## EXERCISE BRIEF:
Only lines containing the word "content" are needed; pull them out of the material.

## RECORDS SHOWN:
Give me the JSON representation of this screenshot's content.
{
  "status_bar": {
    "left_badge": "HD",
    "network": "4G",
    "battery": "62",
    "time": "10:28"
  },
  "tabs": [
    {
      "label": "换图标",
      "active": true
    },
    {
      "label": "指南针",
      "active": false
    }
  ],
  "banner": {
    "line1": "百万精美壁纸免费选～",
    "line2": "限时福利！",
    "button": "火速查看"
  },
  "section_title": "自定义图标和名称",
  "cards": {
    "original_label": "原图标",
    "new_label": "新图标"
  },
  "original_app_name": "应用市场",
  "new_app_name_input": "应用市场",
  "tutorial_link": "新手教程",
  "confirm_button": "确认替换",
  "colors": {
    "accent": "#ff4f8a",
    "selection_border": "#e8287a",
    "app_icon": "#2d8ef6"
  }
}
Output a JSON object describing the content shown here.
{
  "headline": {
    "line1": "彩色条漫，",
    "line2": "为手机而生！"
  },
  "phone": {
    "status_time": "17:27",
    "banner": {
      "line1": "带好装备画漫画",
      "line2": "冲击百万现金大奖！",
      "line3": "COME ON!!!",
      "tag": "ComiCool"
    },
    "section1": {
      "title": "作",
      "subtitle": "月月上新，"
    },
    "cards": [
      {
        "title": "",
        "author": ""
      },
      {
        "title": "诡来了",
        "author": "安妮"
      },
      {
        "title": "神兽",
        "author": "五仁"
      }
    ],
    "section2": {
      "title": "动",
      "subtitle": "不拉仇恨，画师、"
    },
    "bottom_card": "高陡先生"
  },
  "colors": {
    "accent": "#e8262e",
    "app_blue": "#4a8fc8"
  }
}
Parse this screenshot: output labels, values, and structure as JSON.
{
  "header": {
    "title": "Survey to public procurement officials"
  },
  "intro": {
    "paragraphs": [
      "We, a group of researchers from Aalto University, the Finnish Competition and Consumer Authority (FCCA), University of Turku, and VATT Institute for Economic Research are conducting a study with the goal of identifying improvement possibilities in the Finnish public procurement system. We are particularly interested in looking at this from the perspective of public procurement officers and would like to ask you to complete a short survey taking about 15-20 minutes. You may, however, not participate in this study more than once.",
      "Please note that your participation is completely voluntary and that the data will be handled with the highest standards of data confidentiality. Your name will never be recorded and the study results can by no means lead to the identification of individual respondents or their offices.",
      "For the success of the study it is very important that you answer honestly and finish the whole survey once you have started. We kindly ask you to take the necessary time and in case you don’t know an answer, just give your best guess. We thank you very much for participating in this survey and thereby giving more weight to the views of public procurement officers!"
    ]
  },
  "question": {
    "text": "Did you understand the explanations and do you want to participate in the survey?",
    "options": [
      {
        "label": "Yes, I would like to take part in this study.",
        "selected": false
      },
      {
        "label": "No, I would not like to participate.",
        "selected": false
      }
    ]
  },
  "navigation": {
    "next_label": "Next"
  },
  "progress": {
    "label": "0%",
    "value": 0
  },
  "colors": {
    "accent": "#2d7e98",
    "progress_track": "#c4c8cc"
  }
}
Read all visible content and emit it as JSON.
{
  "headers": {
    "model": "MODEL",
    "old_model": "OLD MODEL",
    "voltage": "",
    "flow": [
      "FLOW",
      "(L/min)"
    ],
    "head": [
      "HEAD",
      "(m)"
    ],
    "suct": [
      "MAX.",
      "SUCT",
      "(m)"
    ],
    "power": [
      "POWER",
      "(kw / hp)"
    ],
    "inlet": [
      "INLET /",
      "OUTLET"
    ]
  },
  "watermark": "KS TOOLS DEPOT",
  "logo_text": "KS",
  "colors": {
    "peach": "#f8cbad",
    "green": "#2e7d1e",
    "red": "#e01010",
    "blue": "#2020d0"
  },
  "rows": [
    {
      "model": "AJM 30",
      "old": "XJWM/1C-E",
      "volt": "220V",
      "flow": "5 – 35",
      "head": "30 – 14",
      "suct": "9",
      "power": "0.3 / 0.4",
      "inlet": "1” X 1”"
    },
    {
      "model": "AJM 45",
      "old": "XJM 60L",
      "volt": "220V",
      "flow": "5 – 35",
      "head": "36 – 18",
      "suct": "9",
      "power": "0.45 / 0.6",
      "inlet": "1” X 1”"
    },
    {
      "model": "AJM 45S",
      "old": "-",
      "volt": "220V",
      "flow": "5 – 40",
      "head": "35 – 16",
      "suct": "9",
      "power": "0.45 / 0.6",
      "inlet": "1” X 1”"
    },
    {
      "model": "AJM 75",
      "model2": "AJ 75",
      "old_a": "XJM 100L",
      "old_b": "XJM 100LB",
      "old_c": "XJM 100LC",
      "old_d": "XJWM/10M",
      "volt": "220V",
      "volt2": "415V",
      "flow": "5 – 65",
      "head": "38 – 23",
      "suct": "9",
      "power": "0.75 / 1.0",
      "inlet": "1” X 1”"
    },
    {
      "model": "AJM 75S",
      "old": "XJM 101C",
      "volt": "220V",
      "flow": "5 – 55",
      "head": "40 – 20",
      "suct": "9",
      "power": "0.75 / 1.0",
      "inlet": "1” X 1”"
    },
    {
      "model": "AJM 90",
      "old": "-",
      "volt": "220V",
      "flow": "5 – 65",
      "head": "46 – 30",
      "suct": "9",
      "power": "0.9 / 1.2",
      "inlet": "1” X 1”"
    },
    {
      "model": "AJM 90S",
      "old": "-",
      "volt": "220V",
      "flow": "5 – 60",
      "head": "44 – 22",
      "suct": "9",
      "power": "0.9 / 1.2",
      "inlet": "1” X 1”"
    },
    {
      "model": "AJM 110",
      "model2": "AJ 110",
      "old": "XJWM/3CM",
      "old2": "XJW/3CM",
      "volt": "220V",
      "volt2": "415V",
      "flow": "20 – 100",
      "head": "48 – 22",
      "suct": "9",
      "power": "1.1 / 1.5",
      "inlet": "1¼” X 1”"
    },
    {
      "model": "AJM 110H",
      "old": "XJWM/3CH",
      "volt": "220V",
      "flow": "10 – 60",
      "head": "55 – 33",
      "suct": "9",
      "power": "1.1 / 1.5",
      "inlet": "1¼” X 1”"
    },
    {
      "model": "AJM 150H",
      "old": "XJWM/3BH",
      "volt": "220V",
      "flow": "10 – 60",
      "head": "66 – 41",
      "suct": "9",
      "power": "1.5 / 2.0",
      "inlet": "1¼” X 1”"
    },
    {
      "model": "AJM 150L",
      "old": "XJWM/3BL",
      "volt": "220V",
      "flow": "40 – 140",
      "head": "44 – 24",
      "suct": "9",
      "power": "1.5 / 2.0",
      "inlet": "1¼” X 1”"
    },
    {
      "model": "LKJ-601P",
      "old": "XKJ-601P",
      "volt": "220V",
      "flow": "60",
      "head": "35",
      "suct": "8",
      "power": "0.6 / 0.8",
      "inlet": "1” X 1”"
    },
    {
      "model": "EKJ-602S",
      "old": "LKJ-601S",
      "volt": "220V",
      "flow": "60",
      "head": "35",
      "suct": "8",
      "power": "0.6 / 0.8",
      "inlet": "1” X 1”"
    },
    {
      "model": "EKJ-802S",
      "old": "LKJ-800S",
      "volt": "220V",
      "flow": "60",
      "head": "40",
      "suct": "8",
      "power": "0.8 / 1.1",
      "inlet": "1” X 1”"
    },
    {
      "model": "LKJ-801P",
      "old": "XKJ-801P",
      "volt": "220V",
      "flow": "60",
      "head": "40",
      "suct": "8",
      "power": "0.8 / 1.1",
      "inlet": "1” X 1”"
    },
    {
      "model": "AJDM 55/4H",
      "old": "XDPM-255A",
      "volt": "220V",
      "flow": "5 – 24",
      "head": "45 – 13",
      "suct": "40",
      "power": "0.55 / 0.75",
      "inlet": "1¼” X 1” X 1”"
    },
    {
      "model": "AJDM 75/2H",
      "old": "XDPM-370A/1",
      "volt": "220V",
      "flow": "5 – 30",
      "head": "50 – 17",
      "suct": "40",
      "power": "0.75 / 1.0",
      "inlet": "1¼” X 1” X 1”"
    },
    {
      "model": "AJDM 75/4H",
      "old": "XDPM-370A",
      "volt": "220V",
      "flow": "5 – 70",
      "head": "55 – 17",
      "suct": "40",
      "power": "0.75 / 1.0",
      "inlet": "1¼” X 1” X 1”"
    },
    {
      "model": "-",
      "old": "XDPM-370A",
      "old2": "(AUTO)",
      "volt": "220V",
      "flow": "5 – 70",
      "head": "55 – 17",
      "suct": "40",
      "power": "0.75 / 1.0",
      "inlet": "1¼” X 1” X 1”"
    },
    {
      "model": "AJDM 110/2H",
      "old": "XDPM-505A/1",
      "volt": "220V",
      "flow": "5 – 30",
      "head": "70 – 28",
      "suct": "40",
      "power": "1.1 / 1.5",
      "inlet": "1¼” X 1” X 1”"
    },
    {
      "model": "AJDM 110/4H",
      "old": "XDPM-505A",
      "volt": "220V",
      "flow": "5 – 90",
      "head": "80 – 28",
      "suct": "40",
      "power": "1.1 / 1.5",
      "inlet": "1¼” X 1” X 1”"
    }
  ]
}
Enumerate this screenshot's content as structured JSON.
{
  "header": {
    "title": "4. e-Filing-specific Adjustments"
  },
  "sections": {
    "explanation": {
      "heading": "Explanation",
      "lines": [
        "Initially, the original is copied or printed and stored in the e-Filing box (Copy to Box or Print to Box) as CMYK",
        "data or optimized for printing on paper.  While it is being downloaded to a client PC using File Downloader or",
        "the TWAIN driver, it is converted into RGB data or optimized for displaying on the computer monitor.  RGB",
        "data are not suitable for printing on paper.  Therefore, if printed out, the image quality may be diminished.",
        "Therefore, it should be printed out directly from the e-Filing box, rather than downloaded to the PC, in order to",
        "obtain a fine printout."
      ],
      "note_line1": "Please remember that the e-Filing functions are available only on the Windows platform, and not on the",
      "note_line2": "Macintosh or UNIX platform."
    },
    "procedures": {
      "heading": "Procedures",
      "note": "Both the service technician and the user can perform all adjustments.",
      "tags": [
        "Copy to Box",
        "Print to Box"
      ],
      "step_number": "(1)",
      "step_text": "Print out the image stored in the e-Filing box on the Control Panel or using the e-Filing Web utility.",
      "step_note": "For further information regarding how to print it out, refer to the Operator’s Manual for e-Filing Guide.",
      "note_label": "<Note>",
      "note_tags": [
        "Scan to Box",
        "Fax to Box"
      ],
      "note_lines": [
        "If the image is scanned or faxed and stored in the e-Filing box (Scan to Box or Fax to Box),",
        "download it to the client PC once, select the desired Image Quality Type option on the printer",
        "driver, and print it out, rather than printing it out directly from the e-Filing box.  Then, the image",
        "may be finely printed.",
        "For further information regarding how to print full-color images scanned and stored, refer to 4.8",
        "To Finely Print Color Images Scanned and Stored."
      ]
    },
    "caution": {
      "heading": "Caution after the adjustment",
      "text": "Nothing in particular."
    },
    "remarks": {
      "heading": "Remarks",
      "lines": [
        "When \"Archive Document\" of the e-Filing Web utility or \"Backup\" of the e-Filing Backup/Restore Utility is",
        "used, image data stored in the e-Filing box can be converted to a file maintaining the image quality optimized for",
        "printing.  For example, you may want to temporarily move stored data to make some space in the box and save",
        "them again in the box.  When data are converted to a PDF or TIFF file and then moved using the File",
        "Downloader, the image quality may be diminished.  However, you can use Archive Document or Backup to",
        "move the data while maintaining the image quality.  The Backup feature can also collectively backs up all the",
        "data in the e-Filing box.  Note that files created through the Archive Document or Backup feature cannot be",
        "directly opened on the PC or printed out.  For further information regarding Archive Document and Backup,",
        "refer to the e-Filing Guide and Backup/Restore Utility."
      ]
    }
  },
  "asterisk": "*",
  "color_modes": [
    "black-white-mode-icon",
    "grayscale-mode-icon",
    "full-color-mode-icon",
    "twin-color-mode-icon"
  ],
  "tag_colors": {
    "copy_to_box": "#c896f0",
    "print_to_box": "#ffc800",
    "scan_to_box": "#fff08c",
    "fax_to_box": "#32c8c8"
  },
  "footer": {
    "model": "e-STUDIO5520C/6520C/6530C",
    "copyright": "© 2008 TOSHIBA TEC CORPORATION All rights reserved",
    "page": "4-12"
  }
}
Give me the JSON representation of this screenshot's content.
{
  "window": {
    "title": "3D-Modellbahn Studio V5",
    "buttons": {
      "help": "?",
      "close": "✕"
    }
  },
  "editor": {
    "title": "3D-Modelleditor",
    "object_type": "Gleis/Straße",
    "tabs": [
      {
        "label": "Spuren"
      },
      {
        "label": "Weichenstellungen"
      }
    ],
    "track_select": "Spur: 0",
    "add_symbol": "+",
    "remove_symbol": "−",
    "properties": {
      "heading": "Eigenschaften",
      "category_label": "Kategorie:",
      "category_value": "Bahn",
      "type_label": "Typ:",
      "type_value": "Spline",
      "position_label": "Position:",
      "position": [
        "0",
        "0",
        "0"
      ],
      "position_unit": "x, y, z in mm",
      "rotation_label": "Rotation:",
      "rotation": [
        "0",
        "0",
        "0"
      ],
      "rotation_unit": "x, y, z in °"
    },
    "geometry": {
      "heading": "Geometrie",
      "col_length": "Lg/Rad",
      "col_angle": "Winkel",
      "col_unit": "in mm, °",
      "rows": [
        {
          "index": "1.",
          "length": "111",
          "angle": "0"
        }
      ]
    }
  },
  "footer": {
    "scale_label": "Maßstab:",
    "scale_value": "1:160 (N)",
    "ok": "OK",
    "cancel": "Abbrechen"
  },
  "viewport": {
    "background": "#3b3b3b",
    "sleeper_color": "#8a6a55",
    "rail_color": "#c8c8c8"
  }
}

## TASK RESULT:
Give me the JSON representation of this screenshot's content.
Output a JSON object describing the content shown here.
Read all visible content and emit it as JSON.
Enumerate this screenshot's content as structured JSON.
Give me the JSON representation of this screenshot's content.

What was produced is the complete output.